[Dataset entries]
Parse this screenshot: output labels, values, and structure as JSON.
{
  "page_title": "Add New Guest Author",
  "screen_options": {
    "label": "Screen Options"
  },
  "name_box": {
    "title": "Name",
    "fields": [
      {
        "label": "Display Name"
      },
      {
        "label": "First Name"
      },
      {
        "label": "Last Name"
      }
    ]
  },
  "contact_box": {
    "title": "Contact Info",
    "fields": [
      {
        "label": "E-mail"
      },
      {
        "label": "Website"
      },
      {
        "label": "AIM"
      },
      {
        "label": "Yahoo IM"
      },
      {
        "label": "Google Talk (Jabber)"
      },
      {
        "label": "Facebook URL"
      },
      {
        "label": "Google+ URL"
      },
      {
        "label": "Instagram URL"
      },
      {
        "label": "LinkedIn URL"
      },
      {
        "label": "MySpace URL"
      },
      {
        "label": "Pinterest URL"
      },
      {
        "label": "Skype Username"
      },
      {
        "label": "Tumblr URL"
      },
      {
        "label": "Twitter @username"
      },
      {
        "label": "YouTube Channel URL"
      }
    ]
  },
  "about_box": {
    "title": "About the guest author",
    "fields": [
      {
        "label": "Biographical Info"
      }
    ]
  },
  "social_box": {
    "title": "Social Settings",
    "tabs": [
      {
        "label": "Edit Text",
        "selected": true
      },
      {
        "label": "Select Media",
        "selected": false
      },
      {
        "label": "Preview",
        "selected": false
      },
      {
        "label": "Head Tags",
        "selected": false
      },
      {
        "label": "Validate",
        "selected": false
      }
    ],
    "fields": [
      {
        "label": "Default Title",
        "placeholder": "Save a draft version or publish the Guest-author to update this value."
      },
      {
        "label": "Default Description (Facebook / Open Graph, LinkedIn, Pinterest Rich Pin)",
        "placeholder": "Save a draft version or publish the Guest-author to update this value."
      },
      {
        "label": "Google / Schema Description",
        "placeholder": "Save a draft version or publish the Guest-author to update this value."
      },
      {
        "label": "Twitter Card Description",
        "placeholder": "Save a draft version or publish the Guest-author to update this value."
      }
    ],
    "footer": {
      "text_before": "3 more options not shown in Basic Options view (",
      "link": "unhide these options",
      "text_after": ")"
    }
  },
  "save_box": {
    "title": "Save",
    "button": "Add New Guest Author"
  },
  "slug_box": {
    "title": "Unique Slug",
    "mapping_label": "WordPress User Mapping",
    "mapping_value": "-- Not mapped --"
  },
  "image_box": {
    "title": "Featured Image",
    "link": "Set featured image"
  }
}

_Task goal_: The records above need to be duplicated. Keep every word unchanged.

_Answer to the problem_:
Parse this screenshot: output labels, values, and structure as JSON.
{
  "page_title": "Add New Guest Author",
  "screen_options": {
    "label": "Screen Options"
  },
  "name_box": {
    "title": "Name",
    "fields": [
      {
        "label": "Display Name"
      },
      {
        "label": "First Name"
      },
      {
        "label": "Last Name"
      }
    ]
  },
  "contact_box": {
    "title": "Contact Info",
    "fields": [
      {
        "label": "E-mail"
      },
      {
        "label": "Website"
      },
      {
        "label": "AIM"
      },
      {
        "label": "Yahoo IM"
      },
      {
        "label": "Google Talk (Jabber)"
      },
      {
        "label": "Facebook URL"
      },
      {
        "label": "Google+ URL"
      },
      {
        "label": "Instagram URL"
      },
      {
        "label": "LinkedIn URL"
      },
      {
        "label": "MySpace URL"
      },
      {
        "label": "Pinterest URL"
      },
      {
        "label": "Skype Username"
      },
      {
        "label": "Tumblr URL"
      },
      {
        "label": "Twitter @username"
      },
      {
        "label": "YouTube Channel URL"
      }
    ]
  },
  "about_box": {
    "title": "About the guest author",
    "fields": [
      {
        "label": "Biographical Info"
      }
    ]
  },
  "social_box": {
    "title": "Social Settings",
    "tabs": [
      {
        "label": "Edit Text",
        "selected": true
      },
      {
        "label": "Select Media",
        "selected": false
      },
      {
        "label": "Preview",
        "selected": false
      },
      {
        "label": "Head Tags",
        "selected": false
      },
      {
        "label": "Validate",
        "selected": false
      }
    ],
    "fields": [
      {
        "label": "Default Title",
        "placeholder": "Save a draft version or publish the Guest-author to update this value."
      },
      {
        "label": "Default Description (Facebook / Open Graph, LinkedIn, Pinterest Rich Pin)",
        "placeholder": "Save a draft version or publish the Guest-author to update this value."
      },
      {
        "label": "Google / Schema Description",
        "placeholder": "Save a draft version or publish the Guest-author to update this value."
      },
      {
        "label": "Twitter Card Description",
        "placeholder": "Save a draft version or publish the Guest-author to update this value."
      }
    ],
    "footer": {
      "text_before": "3 more options not shown in Basic Options view (",
      "link": "unhide these options",
      "text_after": ")"
    }
  },
  "save_box": {
    "title": "Save",
    "button": "Add New Guest Author"
  },
  "slug_box": {
    "title": "Unique Slug",
    "mapping_label": "WordPress User Mapping",
    "mapping_value": "-- Not mapped --"
  },
  "image_box": {
    "title": "Featured Image",
    "link": "Set featured image"
  }
}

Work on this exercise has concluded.